Terence Hanbury White (1906–1964) was born in Bombay, India, and educated at Queen’s College, Cambridge. His childhood was unhappy–?”my parents loathed each other,” he later wrote–?and he grew up to become a solitary person with a deep fund of strange lore and a tremendous enthusiasm for fishing, hunting, and flying (which he took up to overcome his fear of heights). White taught for some years at the Stowe School until the success in 1936 of England Have My Bones, a book about outdoor adventure, allowed him to quit teaching and become a full-time writer. Along with The Goshawk, White was the author of twenty-six published works, including his famed sequence of Arthurian novels, The Once and Future King; the fantasy Mistress Masham’s Repose (published in The New York Review Children’s Collection); a collection of essays on the eighteenth century, The Age of Scandal; and a translation of a medieval Latin bestiary, A Book of Beasts. He died at sea on his way home from an American lecture tour and is buried in Piraeus, Greece.

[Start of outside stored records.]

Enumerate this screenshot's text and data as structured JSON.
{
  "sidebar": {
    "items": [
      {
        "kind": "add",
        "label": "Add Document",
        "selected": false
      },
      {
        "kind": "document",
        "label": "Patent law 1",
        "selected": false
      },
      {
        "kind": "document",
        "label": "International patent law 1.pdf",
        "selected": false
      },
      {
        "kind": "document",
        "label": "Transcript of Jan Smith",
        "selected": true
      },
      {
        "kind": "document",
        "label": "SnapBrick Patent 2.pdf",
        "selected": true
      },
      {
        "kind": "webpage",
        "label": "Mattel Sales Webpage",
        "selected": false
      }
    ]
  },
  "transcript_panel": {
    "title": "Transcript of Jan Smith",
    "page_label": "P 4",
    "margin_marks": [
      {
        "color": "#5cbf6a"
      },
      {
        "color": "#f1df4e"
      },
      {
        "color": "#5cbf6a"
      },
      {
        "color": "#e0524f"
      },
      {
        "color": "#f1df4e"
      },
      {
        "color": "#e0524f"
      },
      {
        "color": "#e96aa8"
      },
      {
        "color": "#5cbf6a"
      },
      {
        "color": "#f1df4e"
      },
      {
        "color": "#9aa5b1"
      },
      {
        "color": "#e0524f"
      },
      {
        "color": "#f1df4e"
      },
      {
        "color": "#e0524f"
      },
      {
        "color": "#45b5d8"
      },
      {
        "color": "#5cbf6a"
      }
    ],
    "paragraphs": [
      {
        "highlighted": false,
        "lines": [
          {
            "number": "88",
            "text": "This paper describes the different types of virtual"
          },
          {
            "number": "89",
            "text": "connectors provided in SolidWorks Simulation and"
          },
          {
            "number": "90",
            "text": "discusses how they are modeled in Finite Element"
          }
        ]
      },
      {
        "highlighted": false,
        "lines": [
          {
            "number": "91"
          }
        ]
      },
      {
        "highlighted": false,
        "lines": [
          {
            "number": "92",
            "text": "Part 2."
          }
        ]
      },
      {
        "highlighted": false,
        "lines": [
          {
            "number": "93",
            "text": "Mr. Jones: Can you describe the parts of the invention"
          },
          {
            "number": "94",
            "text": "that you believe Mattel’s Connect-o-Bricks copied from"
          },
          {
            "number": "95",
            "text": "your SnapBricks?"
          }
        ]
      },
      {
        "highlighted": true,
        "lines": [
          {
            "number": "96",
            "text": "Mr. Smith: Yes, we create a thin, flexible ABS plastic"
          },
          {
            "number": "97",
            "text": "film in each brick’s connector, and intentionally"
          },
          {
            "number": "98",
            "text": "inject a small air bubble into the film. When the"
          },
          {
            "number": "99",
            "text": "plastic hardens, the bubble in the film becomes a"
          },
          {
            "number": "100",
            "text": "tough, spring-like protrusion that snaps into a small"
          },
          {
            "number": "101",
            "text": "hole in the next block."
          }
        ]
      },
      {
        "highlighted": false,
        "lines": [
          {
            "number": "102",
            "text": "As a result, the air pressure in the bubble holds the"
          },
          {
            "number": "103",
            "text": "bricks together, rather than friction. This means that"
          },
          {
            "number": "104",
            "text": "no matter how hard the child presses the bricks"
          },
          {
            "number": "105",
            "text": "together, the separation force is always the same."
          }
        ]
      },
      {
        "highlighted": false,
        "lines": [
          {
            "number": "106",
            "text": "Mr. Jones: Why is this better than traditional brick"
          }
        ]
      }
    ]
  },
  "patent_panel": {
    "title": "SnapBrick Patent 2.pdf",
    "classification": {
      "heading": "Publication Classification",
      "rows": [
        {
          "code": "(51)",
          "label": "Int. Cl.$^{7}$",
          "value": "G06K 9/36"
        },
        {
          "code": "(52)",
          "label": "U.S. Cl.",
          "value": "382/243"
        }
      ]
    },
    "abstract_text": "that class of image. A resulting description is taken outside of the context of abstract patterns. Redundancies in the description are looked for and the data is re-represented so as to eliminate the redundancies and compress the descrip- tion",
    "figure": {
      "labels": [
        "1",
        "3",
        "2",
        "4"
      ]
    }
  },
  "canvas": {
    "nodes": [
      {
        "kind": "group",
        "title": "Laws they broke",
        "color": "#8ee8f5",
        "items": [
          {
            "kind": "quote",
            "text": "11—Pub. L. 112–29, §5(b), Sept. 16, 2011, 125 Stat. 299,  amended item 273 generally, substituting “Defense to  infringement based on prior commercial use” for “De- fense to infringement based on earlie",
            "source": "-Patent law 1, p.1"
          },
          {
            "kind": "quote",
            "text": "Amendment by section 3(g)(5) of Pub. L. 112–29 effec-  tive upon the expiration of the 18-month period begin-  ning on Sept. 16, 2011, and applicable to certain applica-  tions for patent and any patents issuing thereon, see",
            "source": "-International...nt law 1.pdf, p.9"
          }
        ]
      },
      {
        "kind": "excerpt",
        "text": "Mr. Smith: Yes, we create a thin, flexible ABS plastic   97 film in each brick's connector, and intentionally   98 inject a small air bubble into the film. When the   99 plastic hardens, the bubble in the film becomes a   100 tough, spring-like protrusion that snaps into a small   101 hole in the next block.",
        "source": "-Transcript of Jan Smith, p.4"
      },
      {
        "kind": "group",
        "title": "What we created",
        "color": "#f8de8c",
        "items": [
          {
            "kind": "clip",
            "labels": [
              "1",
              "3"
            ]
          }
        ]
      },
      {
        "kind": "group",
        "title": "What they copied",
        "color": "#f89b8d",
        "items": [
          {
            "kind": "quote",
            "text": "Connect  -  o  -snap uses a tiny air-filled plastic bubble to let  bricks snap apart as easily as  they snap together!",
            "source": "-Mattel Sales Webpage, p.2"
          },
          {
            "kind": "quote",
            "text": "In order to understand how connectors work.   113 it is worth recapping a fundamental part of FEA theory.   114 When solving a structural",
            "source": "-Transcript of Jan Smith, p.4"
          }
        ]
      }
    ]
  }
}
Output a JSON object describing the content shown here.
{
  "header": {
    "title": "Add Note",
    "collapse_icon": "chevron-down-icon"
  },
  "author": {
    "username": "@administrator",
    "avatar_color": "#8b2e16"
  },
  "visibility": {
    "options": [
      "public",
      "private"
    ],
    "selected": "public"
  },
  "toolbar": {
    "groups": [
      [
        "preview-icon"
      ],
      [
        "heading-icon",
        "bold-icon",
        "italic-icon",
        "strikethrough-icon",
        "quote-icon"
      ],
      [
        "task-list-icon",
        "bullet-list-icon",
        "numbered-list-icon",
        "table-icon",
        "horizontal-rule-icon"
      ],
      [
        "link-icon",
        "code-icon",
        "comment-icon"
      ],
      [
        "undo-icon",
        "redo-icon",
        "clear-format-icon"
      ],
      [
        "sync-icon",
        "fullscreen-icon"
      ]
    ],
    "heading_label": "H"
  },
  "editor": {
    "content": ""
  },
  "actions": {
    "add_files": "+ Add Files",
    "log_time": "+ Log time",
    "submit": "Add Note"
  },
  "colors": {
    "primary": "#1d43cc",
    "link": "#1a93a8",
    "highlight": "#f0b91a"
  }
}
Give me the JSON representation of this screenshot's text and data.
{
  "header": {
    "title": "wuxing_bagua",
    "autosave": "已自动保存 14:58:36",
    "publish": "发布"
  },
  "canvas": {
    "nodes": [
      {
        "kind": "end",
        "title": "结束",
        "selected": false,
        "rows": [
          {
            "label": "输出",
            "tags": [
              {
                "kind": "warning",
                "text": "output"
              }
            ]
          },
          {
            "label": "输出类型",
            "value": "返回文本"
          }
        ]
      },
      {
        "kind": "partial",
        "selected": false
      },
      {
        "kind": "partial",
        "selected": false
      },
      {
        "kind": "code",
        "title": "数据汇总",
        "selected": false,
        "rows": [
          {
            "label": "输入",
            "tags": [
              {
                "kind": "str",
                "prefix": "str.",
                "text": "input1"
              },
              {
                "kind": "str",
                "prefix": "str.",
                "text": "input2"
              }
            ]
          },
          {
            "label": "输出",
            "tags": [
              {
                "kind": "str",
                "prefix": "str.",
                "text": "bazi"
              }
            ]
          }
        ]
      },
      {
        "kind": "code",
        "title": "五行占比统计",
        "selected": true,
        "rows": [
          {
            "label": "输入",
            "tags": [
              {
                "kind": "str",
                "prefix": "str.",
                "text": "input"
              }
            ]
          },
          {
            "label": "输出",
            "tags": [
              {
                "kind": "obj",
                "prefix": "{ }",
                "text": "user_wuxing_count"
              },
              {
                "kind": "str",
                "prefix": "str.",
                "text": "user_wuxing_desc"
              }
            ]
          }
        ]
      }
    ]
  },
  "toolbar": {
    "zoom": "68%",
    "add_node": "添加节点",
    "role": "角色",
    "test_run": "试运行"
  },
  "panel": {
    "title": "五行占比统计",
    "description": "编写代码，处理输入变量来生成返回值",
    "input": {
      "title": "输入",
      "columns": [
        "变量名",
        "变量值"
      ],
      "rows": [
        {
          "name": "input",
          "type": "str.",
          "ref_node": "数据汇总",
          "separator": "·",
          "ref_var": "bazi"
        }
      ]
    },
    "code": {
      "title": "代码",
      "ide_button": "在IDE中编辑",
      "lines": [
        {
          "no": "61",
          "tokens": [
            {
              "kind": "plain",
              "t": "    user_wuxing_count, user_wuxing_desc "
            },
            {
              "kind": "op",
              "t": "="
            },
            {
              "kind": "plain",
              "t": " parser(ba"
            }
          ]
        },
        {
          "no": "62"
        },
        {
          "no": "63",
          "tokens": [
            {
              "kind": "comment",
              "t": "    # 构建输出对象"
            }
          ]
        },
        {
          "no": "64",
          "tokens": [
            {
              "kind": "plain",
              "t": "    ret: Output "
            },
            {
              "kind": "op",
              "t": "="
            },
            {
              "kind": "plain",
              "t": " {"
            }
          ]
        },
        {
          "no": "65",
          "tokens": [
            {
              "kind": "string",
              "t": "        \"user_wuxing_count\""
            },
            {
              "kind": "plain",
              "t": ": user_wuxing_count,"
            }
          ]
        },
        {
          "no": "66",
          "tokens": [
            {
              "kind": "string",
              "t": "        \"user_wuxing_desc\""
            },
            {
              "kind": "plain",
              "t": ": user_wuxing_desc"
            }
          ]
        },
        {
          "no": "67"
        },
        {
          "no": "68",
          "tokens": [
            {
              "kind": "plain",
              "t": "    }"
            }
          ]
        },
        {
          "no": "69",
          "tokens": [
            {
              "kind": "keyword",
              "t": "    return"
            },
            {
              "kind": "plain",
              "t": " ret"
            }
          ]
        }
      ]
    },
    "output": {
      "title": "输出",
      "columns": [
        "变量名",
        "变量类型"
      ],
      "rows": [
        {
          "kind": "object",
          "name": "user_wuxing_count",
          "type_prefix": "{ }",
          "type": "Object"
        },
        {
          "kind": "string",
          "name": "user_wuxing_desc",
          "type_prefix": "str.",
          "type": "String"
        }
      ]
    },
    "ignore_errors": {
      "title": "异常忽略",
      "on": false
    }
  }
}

“When I first saw him he was a round thing like a clothes basket covered with sacking.” What the author of The Once and Future King discovered beneath this unpromising cover was much more than Gos—the hawk he acquired after reading century-old falconry training manuals—but a tragicomic battle both of endurance and wills unlike anything he’d experienced before.
“One of the finest, most magical and extraordinary children’s books ever written.” —Anne Fine, Children’s Laureate of Britain